Instructions for the task
Please find every line below that includes "birman" and report how many there are. Nothing else is needed.

*** Opening of Records provided ***

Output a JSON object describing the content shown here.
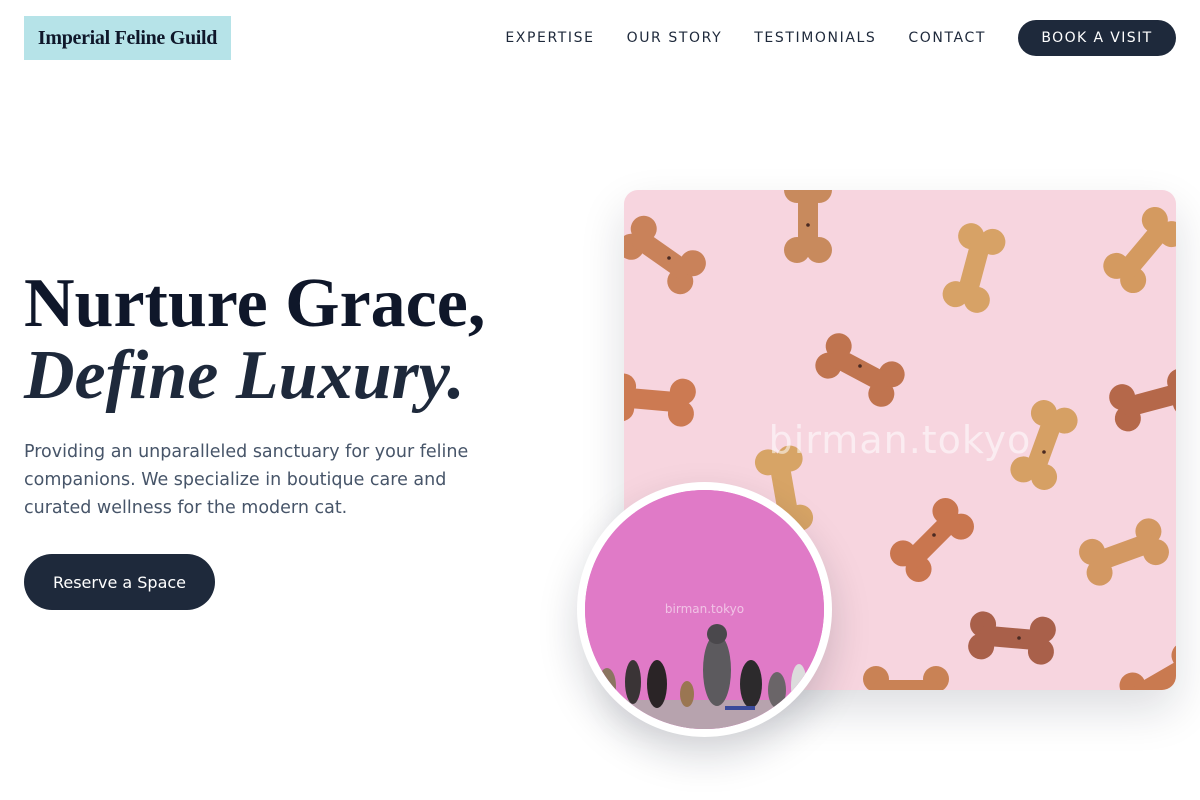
{
  "brand": {
    "name": "Imperial Feline Guild"
  },
  "nav": {
    "links": [
      "EXPERTISE",
      "OUR STORY",
      "TESTIMONIALS",
      "CONTACT"
    ],
    "cta_label": "BOOK A VISIT"
  },
  "hero": {
    "title_line1": "Nurture Grace,",
    "title_line2": "Define Luxury.",
    "description": "Providing an unparalleled sanctuary for your feline companions. We specialize in boutique care and curated wellness for the modern cat.",
    "button_label": "Reserve a Space"
  },
  "images": {
    "main_watermark": "birman.tokyo",
    "circle_watermark": "birman.tokyo"
  },
  "colors": {
    "logo_bg": "#b6e3e8",
    "primary_dark": "#1e293b",
    "main_photo_bg": "#f7d5df",
    "circle_photo_bg": "#e07ac7"
  }
}
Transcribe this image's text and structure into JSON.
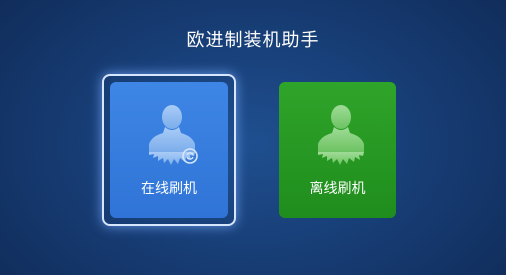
{
  "app": {
    "title": "欧进制装机助手"
  },
  "tiles": [
    {
      "label": "在线刷机",
      "icon": "person-broom-icon",
      "badge_icon": "sync-icon",
      "color": "#3a80e0",
      "selected": true
    },
    {
      "label": "离线刷机",
      "icon": "person-broom-icon",
      "color": "#27991f",
      "selected": false
    }
  ],
  "colors": {
    "background": "#1a4480",
    "selection_border": "#d7e6ff"
  }
}
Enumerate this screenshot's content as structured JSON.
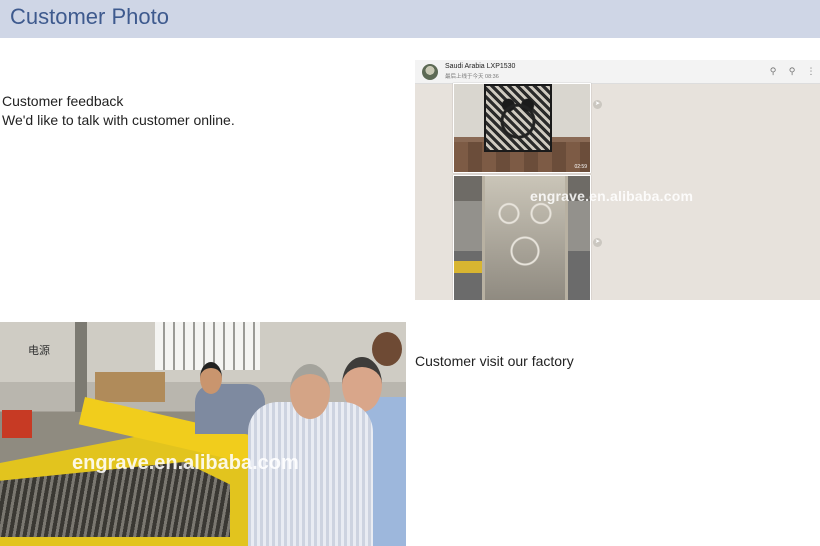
{
  "header": {
    "title": "Customer Photo",
    "colors": {
      "background": "#cfd6e6",
      "title": "#3e5a8e"
    }
  },
  "feedback": {
    "line1": "Customer feedback",
    "line2": "We'd like to talk with customer online."
  },
  "chat": {
    "contact_name": "Saudi Arabia LXP1530",
    "status": "最后上线于今天 08:36",
    "icons": [
      "search-icon",
      "attach-icon",
      "more-icon"
    ],
    "photo_time": "02:59",
    "watermark": "engrave.en.alibaba.com"
  },
  "factory": {
    "sign": "电源",
    "caption": "Customer visit our factory",
    "watermark": "engrave.en.alibaba.com"
  }
}
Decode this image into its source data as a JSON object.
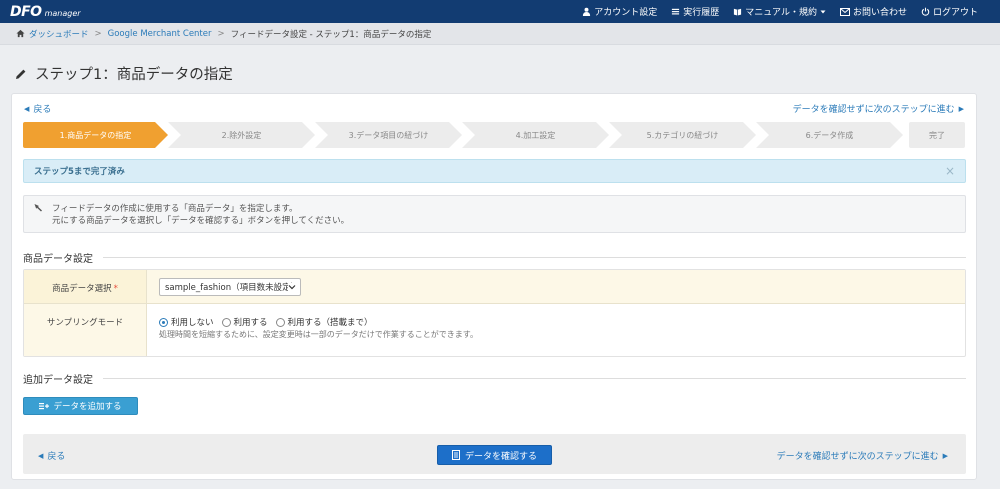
{
  "header": {
    "logo_main": "DFO",
    "logo_sub": "manager",
    "nav": [
      {
        "label": "アカウント設定",
        "icon": "user-icon"
      },
      {
        "label": "実行履歴",
        "icon": "list-icon"
      },
      {
        "label": "マニュアル・規約",
        "icon": "book-icon"
      },
      {
        "label": "お問い合わせ",
        "icon": "mail-icon"
      },
      {
        "label": "ログアウト",
        "icon": "power-icon"
      }
    ]
  },
  "breadcrumb": {
    "items": [
      "ダッシュボード",
      "Google Merchant Center",
      "フィードデータ設定 - ステップ1：商品データの指定"
    ]
  },
  "page": {
    "title": "ステップ1：商品データの指定"
  },
  "nav_links": {
    "back": "戻る",
    "skip": "データを確認せずに次のステップに進む"
  },
  "steps": [
    {
      "label": "1.商品データの指定",
      "active": true
    },
    {
      "label": "2.除外設定",
      "active": false
    },
    {
      "label": "3.データ項目の紐づけ",
      "active": false
    },
    {
      "label": "4.加工設定",
      "active": false
    },
    {
      "label": "5.カテゴリの紐づけ",
      "active": false
    },
    {
      "label": "6.データ作成",
      "active": false
    },
    {
      "label": "完了",
      "active": false
    }
  ],
  "alert": {
    "text": "ステップ5まで完了済み",
    "close": "×"
  },
  "info": {
    "line1": "フィードデータの作成に使用する「商品データ」を指定します。",
    "line2": "元にする商品データを選択し「データを確認する」ボタンを押してください。"
  },
  "product_section": {
    "heading": "商品データ設定",
    "select_label": "商品データ選択",
    "required_mark": "*",
    "select_value": "sample_fashion（項目数未設定）",
    "sampling_label": "サンプリングモード",
    "radios": [
      {
        "label": "利用しない",
        "checked": true
      },
      {
        "label": "利用する",
        "checked": false
      },
      {
        "label": "利用する（搭載まで）",
        "checked": false
      }
    ],
    "hint": "処理時間を短縮するために、設定変更時は一部のデータだけで作業することができます。"
  },
  "additional_section": {
    "heading": "追加データ設定",
    "add_button": "データを追加する"
  },
  "footer": {
    "confirm_button": "データを確認する"
  },
  "colors": {
    "header_bg": "#123c72",
    "step_active": "#f0a030",
    "link": "#2b7bb9",
    "primary_button": "#1d6fc9"
  }
}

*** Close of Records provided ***

Reply to the task
2